There are ways round the work permit restrictions. To give just one example, an organization called Willing Workers on Organic Farms (WWOOF) operates in many countries around the world. National WWOOF co-ordinators (including in most European countries, Australia, New Zealand, Turkey, Japan, etc) compile lists of their member farmers willing to provide free room and board to volunteers who help out. No wage is paid and no work permit is required.

What’s your opinion/experience on finding and working under-the-table jobs while traveling?

Some travelers are prepared to throw caution to the winds after concluding that by the time the system discovers they are ‘aliens’ they will be long gone. This is more serious in some countries and in certain circumstances than in others, and the book tries to give some idea of the degree of risk, again based on first-hand accounts. It seems that the authorities will usually turn a blind eye in areas where there is a labor shortage and enforce the letter of the law when there is a glut. It is always important to be as sensitive as possible to local customs and expectations, but many informal arrangements work perfectly smoothly.

How realistic is it for someone to fund their travels while they travel? Is it possible to forgo the traditional save-money-then-go practice of traveling in favor of leaving with the intention of making money as you go?

By its nature, any trip like this is unpredictable, so there are no guarantees that a given individual will be able to fund him/herself abroad for a fixed period. How much you decide to set aside before leaving will depend on whether or not you have a gambling streak. But even gamblers should take only sensible risks. If you don’t have much cash, it’s probably advisable to have an open return ticket so that you have an escape route if things don’t work out. Sometimes pennilessness acts as a spur to action as it did in the case of one of my informants of longstanding whose travel fund ran out in Australia but who stayed away traveling for a full 18 months after that. On numerous occasions, he got down to just $50 but somehow something always turned up. He says, “When your funds are REALLY low you WILL find a job, believe me.”

What type of traveler is best suited to work on the road?

The kind of traveler who feels most at home looking for ways to work their way has an optimistic and resilient personality and does not give up at the first hurdle. Usually it is a self-selecting group who happily contemplates this “seat-of-your-pants” kind of travel. An affluent, tour-package kind of person is unlikely to choose to travel this way. On the other hand plenty of well-off people accustomed to a luxurious standard of travel relish the prospect of a spell of simpler living. They might be tempted for example to do some conservation volunteer work in Africa or to live on an organic farm for a while.

While I’m sure it will make it easier, do you need a college degree to find work abroad?

Most of the casual jobs discussed in the book like fruit picking, working on summer camps, au pairing, etc. need no degree. The notable exception is English teaching. Having a university degree is a visa requirement in some countries (e.g. Japan, Taiwan, Turkey) but not all (e.g. Latin America, Africa).

What options are available for degree-less travelers looking to work in another country?

Many other qualifications and skill sets can prove more useful to the round-the-world working traveler than a university degree.
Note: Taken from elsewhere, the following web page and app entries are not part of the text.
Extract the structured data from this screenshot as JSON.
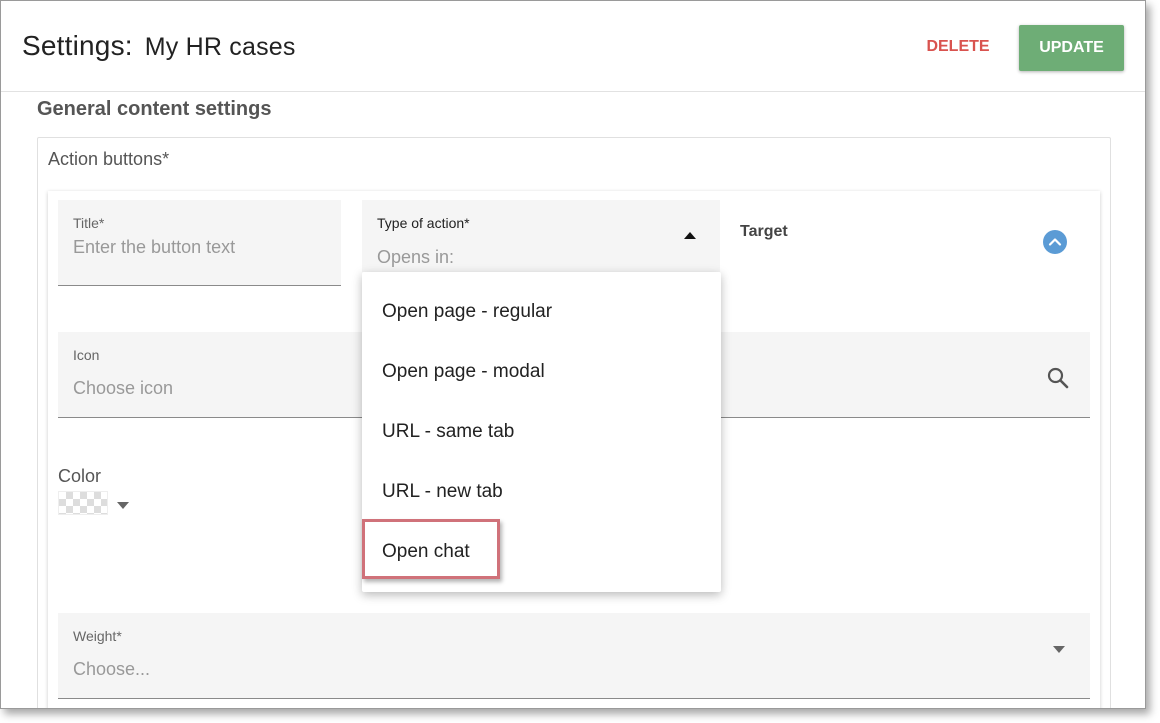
{
  "header": {
    "title": "Settings:",
    "page_name": "My HR cases",
    "delete_label": "DELETE",
    "update_label": "UPDATE"
  },
  "section_title": "General content settings",
  "action_buttons": {
    "group_label": "Action buttons*",
    "title_field": {
      "label": "Title*",
      "placeholder": "Enter the button text"
    },
    "type_field": {
      "label": "Type of action*",
      "placeholder": "Opens in:"
    },
    "target_label": "Target",
    "icon_field": {
      "label": "Icon",
      "placeholder": "Choose icon"
    },
    "color_label": "Color",
    "weight_field": {
      "label": "Weight*",
      "placeholder": "Choose..."
    }
  },
  "dropdown": {
    "items": [
      "Open page - regular",
      "Open page - modal",
      "URL - same tab",
      "URL - new tab",
      "Open chat"
    ],
    "highlighted_item": "Open chat"
  },
  "colors": {
    "update_bg": "#6ead76",
    "delete_text": "#d9534f",
    "accent_blue": "#5b9bd5",
    "highlight_border": "#d0727a"
  },
  "icons": {
    "collapse": "chevron-up-circle-icon",
    "search": "search-icon",
    "type_caret": "caret-up-icon",
    "color_caret": "caret-down-icon",
    "weight_caret": "caret-down-icon"
  }
}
Among the most useful qualifications you can acquire are a certificate in Teaching English as a Foreign Language (for which a degree is not a prerequisite), sailing, diving or other sports qualification, catering experience, knowledge of a foreign language and so on. But WYW is aimed at people of all backgrounds, as long as they feel the call of the road and the spirit of adventure flicker.

Thanks so much, Susan!
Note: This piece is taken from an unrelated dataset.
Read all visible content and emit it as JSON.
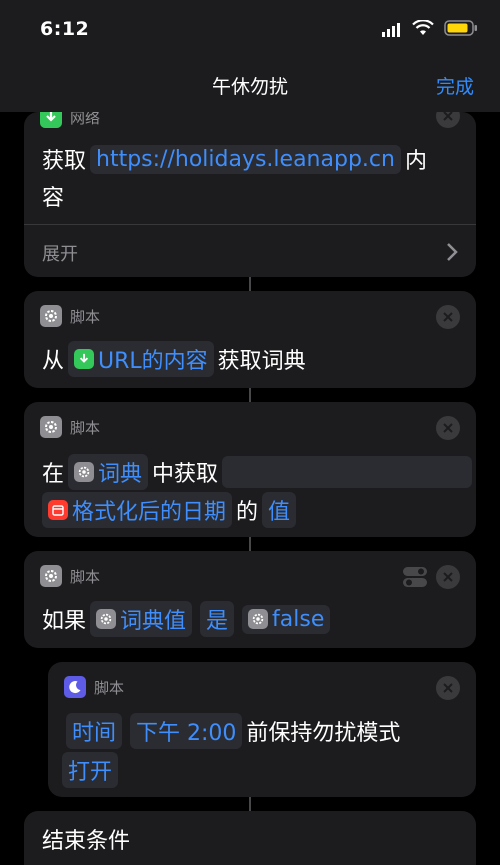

Susan Griffith’s Work Your Way Around the World, 13th Edition (Crimson, $21.95) will be in bookstores in June, 2007.

As promised, we have copies of the book to give away to three lucky Gadling readers! Just leave a comment below and our magical system will automatically select three random winners — but make sure you use a valid email address, as we’ll have to contact you to get your mailing address. For official rules, please click here. Comments and contest will close one week from today, May 16 at 8:00 PM.